top of page

Murray McCheyne Thomson

Quintessential Man of Peace


“Great idea, both of you!” That’s how Murray responds when invited to submit peace stories for this book. “But you make it a challenge: which story for me to choose from the hundreds in which I have had some input or direction.” If you don’t know Murray, you likely envisage an éminence grise - somewhat puffed up and basking in the adulation of his admirers as he flaunts his Pearson Medal of Peace and Order of Canada, among countless other awards. Far from it. He is very present, certainly. And committed. And concerned. But his passion bubbles with irrepressible humour. He loves to play the violin. And, yes, flirt. Above all, he models for us a life lived fully and well in service of peace, embodying the best of what it is to be Canadian: professional, modest, results-oriented, caring and very, very human.

Here’s a formidable list from which Murray could choose a story: four years in India, seven in Thailand, seven with Project Ploughshares, two with Days of Peace; 15 with Peacefund Canada (and its 300 projects in at least 35 countries). The Canadian Friends of Burma went on for many years seeking peace and justice in that country.

Then, at Grindstone Island peace was part of seven conferences for diplomats, seven UNESCO International Seminars, and seven InterFaith Seminars. Not to forget Peace Brigades International. Impossible that one man should have participated in all this? There’s more: Murray didn’t just participate, he’s credited with founding the NGOs bolded above.

Into his nineties now, has he slowed down?  Not if you count the past eight years of seeking to bring disarmament and peace via Canadians for a Nuclear Weapons Convention. Or his latest book, Minutes to Midnight: Why More Than 800 Order of Canada Recipients Call for Nuclear Disarmament, with 54 mini-bios of eminent Canadians, many of whom sought peace.

“Yet, dammit, despite all that, and everything you and our many friends are doing,” Murray e-mails us, “the world is preparing to blow itself into little pieces, maybe very soon, because as Daniel Berrigan said, there is no peace for it is harder to produce and hang on to than war! Sorry; I got carried away. With love from another failure on the rock-strewn road to peace....   mt 

Ps: just kidding – peace by Christmas – pass it on!”

And later, in response to my draft story about him: “You are too much and I too little. However, I’ll try to live up to the exaggerated picture you paint of little me! Well, it is true that I have had extraordinary opportunities, now that I think of it. And I am certainly thankful for them, though acutely aware of the gap between my “witness” and those who have really suffered (which I have not): Not only the well-known names of Nelson Mandela, Aung San Suu Kyi, etc. but the many with names unknown and unrecorded, caught up in civil conflicts the world over.

Though a second or third-class peace worker by comparison, I’m grateful that I have had a good family and friends (like you), good health, and unlimited opportunities. But I’ve never been confronted with one wanting to harm or kill me; never faced the pain and humiliation suffered by countless women from violent men; never had to worry about having an income; and, never been in a wartime situation in which I had no control or could not see any way out. (My time in the Air Force was safe, honourable and protected; a bit of a lark, really!)
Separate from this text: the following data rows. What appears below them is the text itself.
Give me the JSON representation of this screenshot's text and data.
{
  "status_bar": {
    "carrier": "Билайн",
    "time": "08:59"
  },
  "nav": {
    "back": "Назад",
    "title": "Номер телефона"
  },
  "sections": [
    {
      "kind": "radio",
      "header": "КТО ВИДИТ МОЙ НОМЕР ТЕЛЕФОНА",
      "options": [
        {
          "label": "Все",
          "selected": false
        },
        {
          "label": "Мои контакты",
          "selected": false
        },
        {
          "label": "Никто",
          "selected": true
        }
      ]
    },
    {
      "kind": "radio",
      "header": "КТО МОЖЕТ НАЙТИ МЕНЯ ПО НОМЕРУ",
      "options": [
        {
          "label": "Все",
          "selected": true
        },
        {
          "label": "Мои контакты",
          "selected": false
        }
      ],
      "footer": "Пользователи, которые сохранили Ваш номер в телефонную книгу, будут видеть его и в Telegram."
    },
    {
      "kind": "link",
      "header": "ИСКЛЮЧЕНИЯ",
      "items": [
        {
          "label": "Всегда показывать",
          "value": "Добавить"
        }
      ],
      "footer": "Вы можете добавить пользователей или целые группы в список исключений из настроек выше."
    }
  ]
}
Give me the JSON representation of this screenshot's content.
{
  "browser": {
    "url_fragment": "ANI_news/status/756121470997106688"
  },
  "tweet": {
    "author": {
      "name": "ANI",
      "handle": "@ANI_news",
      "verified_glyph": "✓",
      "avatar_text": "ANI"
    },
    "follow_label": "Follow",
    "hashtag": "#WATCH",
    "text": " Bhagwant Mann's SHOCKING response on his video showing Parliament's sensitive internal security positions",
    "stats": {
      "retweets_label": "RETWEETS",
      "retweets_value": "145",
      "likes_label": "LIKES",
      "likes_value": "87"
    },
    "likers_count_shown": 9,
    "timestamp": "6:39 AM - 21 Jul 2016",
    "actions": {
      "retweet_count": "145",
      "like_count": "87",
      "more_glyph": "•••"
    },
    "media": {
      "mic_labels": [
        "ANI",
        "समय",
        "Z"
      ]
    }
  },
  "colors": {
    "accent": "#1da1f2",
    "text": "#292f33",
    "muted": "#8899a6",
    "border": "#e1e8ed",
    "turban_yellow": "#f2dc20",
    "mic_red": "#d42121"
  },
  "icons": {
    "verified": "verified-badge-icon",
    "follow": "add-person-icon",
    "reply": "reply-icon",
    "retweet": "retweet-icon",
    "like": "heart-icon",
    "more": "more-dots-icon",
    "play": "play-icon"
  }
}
I seem to have gone on, haven’t I? All your fault!”


Evelyn Voigt (volunteer,

bottom of page